I think it is clear that the Liberals are soft on crime in general and on vehicle crimes specifically. Our Conservative colleague, my seatmate, had his private member's bill, Bill C-293, a bill I spoke in support of in this House, a bill that proposed mandatory minimum sentences for vehicle theft.
The other so-called Cadman bill, Bill C-65, the companion to this legislation, dealing with street racing, does not honour Chuck. The Liberal government this time left out something very important from that legislation, which was the scale that Mr. Cadman had built into his bill of increasing punishment for repeat offenders. Apparently those who continue to threaten the safety of our communities get a discount for their anti-social choices.
Mr. Cadman was on a crusade for eight years to get tougher on criminals in crimes involving vehicles before his premature demise. During those eight years, seven were under Liberal majority governments, not a minority government like it currently is. The Liberals, if they were serious about vehicle identification number alteration, could have passed Chuck's bill quite easily. They could have rubber-stamped it post-haste. They had majorities for seven years in this House and instead they reserved the right to fast-track things for political pork-barrelling to Liberal cronies and friends. The talk of Liberal concern for Chuck Cadman's crusade is hollow, quite frankly.
The least the Liberals could have done this time around, if they truly wanted to honour Chuck's memory, would have been to bring forward his bill unaltered. I find it a curious irony that we are talking about altering vehicle identification numbers and yet the Liberals altered the bill of the late Chuck Cadman, an honourable and distinguished man, for their own political purposes. It is a moral crime, a crime against Chuck's memory, to allow the Liberal government to alter a good bill.
The Liberals can talk about Chuck's memory all they want but they are waxing poetic. They did not listen to Chuck Cadman at all. The loophole in Bill C-64 is proof of that. The Liberal government listened instead to Liberal defence lawyers and now defence lawyers and organized criminals will have a great time watching the crown frustratingly try to prosecute under this legislation.
I would contend that the Liberals, with their loophole in Bill C-64, have dishonoured the memory of Chuck Cadman. I do not say that lightly. I sat next to the man for my short time in this House and I spent my time getting to know him. He was one of the most decent men I have ever known, a good family man, a devoted husband and devoted father. He was not planning on being a member of Parliament. That was not his design, but he made it his crusade because he loved his son that much, to come here and ensure we had the laws and the direction to the courts that society wants criminals to be prosecuted to the fullest, that they should pay for their crimes, that Canadians should be protected and that they should not be revictimized in this process. Chuck was here to do that. I can say proudly that Conservatives have always stood for the principles in Chuck Cadman's original private member's bill.

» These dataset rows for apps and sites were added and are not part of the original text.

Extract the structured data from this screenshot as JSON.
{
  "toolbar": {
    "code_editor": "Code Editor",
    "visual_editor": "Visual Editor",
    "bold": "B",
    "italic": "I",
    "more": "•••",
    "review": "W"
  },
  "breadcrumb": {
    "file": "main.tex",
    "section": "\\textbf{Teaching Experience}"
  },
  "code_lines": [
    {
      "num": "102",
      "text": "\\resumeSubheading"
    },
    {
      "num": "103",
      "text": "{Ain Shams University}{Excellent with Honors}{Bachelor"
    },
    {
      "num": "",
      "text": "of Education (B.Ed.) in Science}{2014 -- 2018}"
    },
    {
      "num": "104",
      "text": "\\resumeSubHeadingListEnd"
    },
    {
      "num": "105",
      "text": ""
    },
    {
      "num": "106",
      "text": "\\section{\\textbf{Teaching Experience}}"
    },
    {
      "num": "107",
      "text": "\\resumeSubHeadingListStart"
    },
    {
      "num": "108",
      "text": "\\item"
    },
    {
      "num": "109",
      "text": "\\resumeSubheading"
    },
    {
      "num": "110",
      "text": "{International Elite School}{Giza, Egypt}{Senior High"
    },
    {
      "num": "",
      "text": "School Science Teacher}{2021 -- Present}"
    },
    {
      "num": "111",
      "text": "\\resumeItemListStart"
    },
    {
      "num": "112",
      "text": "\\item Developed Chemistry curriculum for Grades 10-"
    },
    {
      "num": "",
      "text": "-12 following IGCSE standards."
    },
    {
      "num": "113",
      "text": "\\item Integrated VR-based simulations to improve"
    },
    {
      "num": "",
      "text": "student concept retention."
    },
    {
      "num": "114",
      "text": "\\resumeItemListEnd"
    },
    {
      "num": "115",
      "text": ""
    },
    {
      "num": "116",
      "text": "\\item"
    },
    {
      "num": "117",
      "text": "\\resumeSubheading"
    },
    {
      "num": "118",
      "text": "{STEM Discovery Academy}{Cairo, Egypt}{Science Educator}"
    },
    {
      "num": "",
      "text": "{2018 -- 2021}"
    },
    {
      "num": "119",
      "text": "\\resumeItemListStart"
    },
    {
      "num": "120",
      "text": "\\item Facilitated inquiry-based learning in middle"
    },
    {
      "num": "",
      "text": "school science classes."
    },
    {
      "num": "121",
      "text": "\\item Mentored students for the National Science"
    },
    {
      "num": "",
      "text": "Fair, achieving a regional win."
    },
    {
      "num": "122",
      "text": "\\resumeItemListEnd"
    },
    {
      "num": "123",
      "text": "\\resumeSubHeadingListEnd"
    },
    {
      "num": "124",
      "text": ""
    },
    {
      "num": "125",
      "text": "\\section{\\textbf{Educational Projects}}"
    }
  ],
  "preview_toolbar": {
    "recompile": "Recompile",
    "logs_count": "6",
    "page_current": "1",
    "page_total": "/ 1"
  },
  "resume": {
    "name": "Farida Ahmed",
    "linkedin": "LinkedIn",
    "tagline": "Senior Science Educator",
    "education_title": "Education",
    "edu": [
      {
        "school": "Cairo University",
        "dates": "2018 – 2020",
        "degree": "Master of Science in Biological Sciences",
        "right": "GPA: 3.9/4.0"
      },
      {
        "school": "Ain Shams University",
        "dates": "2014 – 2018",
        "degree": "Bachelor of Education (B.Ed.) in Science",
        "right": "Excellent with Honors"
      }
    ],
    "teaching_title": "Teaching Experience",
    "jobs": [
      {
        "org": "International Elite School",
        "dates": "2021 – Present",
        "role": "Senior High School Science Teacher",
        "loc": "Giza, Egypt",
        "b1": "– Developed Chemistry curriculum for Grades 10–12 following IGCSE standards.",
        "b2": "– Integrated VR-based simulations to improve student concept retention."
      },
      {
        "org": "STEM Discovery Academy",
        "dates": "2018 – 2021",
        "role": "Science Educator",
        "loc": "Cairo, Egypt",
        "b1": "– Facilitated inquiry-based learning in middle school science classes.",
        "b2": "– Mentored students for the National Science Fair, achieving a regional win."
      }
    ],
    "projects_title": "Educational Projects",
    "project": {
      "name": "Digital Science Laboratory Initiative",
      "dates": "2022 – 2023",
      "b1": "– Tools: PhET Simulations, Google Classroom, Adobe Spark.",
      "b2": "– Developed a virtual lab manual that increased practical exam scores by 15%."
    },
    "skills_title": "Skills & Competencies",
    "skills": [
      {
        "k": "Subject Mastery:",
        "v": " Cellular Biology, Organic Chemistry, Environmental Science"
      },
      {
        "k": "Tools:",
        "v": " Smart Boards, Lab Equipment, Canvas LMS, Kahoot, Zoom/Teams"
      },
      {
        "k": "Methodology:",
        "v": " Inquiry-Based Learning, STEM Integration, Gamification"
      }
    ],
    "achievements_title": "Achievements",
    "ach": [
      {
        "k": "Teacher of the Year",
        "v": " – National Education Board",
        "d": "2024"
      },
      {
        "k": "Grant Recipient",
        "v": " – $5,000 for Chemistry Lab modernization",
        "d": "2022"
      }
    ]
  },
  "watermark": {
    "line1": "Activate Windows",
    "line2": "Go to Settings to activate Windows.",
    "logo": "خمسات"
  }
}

Conservatives will continue standing up for safe streets, for healthy communities and on behalf of victims of crime and say, “No way”. The rights of Canadians should be respected in this country.